Nicholas Bennett as Daniel
Kim Tracy as Mary
Rupert Osborne as Eric Kenton
Waveney Lee as Janet Kenton
John Welsh as Commissioner Garland
Steven Berkoff as Student on field trip (uncredited)
Following the incredible success of Herman Cohen's previous British made film Horrors of the Black Museum that also featured Michael Gough, Nat Cohen (who was no relation to Herman) of Anglo-Amalgamated asked Cohen for another exploitation film.
As Cohen had long admired King Kong he thought of a giant ape film shot in colour. Due to Cohen's success with his I Was a Teenage Werewolf, AIP used I Was a Teenage Gorilla as the working title. Cohen paid RKO Pictures $25,000 for the rights to the name of Kong for exploitation purposes. Cohen recalled that the special effects for the film that was one of the first giant monster movies shot in colour took 18 months to complete.
A novelization of the film was released in paperback at the time of its original release (Konga by Dean Owen (Monarch, 1960)).
From 1960 to 1965 Charlton Comics published 23 issues of the comic Konga. It included work by Spider-Man co-creator Steve Ditko. The series was renamed Fantastic Giants with issue #24, which turned out to be the last issue of the series.
Konga also appeared in a three issue mini-series that started off as The Return of Konga, before it was renamed Konga's Revenge with issue #2. The series ran from 1962-1964. This was followed by a one shot reprint issue in 1968.
In 1990, Steve Ditko illustrated a back up story in Web of Spider-Man annual #6 called Child Star.

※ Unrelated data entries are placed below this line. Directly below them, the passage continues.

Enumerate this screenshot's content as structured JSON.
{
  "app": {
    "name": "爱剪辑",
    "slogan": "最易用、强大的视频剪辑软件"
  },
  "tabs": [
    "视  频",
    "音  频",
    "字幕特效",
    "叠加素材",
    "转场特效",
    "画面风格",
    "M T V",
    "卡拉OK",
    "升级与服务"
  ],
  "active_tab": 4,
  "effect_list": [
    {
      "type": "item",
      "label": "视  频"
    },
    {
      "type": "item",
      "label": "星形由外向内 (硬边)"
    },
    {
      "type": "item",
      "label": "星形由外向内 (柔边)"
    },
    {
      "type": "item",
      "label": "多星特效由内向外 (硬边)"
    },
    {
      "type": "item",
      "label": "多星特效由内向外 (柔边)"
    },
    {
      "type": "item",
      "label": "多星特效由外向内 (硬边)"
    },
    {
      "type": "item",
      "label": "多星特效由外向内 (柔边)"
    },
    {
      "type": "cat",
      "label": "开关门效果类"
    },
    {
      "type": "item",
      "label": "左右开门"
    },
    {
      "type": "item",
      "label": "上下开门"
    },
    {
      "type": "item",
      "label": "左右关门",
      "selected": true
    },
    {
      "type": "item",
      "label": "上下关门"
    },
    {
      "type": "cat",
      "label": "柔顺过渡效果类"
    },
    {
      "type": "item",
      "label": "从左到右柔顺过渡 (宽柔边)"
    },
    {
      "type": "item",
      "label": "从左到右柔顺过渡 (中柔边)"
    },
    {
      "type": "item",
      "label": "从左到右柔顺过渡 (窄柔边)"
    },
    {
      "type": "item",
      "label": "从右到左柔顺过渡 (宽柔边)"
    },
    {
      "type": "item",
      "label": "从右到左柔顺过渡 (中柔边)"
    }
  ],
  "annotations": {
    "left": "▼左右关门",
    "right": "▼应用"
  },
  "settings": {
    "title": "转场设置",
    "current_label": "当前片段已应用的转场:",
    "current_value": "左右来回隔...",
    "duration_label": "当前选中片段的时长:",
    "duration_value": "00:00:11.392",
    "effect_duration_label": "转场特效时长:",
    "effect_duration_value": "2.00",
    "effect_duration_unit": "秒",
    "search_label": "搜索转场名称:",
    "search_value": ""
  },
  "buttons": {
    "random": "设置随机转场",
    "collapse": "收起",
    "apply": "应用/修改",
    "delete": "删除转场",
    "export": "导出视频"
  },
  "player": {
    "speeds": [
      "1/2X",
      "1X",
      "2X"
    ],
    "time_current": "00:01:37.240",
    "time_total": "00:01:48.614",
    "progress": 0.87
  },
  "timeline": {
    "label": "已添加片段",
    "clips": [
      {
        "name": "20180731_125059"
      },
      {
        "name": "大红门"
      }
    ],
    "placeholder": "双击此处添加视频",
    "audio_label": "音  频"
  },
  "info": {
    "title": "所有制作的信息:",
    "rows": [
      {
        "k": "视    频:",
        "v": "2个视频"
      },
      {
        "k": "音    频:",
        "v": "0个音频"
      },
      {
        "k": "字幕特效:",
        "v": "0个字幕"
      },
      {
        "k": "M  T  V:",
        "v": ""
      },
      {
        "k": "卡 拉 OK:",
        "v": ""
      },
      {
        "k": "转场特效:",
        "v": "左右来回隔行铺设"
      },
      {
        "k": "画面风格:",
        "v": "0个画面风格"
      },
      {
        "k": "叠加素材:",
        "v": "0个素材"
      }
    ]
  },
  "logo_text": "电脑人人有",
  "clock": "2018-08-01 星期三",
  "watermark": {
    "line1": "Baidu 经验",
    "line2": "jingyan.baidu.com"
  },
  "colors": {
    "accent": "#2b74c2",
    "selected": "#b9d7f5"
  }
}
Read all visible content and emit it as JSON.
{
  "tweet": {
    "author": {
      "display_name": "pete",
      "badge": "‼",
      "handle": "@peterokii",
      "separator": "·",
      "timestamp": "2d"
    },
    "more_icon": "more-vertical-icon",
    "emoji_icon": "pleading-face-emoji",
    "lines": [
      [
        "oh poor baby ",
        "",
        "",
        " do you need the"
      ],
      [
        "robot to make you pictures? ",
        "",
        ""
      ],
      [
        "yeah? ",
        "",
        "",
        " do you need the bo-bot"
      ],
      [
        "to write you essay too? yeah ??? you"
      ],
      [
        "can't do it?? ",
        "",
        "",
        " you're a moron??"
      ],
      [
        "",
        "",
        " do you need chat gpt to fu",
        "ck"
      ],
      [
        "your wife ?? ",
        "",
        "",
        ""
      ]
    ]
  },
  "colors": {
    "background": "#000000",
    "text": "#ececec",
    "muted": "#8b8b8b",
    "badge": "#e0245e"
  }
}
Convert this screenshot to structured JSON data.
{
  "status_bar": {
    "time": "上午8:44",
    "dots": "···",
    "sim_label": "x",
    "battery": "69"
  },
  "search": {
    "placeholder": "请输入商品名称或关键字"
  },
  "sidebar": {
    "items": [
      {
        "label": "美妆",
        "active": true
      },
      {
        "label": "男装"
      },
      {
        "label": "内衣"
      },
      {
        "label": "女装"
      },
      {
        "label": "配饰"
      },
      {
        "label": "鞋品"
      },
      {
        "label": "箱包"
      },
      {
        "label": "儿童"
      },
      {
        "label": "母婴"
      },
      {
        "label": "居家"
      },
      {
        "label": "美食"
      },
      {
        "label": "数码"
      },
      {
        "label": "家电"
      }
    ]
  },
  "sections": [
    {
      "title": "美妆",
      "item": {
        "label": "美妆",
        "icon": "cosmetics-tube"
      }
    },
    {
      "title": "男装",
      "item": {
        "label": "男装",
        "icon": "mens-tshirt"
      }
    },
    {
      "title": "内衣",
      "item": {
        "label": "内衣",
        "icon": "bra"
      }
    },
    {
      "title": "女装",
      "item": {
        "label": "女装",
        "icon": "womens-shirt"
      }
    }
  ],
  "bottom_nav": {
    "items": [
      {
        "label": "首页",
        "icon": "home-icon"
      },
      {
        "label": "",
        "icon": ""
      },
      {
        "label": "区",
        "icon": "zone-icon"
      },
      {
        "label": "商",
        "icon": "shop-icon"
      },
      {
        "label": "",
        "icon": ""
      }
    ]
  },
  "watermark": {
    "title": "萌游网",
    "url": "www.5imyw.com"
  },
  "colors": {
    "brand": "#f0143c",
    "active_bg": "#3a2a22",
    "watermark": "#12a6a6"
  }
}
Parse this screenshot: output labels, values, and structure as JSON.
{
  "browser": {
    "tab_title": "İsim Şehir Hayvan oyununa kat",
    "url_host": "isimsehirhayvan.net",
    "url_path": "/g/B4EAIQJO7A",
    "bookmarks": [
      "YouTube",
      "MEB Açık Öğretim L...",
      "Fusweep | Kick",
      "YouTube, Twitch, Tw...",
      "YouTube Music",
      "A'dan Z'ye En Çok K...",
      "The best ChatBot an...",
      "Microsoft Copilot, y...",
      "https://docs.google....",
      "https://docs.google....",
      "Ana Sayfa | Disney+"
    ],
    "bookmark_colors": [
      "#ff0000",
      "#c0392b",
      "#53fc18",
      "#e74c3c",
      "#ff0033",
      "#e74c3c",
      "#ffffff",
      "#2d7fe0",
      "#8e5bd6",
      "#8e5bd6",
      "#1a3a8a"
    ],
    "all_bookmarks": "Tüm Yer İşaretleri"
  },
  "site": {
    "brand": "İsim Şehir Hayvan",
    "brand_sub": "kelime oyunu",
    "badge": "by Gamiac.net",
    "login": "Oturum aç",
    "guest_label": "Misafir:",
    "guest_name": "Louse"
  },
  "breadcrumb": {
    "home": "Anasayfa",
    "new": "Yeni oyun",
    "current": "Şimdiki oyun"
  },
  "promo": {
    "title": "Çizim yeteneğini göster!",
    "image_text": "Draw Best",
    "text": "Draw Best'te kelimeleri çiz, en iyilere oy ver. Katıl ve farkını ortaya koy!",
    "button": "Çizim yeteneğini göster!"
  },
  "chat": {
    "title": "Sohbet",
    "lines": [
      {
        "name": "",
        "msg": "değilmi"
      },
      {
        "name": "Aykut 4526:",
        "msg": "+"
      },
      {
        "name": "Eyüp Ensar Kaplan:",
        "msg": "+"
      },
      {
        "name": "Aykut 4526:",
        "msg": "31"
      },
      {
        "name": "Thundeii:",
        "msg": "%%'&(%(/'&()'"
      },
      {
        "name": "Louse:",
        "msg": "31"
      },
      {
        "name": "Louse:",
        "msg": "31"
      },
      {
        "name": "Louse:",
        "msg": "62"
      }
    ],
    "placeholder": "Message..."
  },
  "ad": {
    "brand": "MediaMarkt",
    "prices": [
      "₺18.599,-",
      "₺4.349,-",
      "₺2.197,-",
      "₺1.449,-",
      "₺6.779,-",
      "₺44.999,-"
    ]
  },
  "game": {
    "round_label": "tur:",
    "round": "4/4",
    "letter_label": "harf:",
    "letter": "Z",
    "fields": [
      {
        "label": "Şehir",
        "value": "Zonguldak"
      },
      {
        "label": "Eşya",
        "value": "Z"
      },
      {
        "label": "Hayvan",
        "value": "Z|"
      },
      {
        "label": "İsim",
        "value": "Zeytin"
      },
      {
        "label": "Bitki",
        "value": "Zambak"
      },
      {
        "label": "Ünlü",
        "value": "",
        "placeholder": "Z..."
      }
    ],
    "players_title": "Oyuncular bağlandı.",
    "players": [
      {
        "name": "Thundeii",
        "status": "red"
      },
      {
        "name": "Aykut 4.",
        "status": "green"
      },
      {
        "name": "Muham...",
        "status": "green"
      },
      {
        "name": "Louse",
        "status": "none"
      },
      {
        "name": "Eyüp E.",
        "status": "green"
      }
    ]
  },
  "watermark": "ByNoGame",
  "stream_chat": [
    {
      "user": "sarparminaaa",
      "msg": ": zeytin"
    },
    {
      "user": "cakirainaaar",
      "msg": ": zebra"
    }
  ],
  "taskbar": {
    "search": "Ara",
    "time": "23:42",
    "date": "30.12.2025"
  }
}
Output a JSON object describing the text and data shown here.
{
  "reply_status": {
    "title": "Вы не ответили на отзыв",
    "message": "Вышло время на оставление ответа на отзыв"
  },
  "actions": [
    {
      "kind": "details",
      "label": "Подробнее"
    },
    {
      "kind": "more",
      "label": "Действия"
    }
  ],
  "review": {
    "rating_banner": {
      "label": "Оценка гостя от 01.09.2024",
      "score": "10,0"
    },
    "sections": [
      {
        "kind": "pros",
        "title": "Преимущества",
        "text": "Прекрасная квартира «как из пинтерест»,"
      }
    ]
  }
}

In this story Captain Universe creates huge versions of toys based on Gorgo and Konga to battle giant monsters that are attacking the neighborhood. For copyright reasons Konga's name was altered to "Kongo". This sequence was Ditko paying homage to his earlier work with these characters from the 1960s Charlton Comics comic books.
Some of these issues were reprinted (in black and white) in a trade paperback in 2011 called Angry Apes n' Leapin Lizards.
In August 2013, IDW Publishing reprinted all the issues that artist Steve Ditko worked on (issues 1,3-15 and Konga's Revenge #2) as a deluxe hardcover collection called Steve Ditkos Monsters: Konga.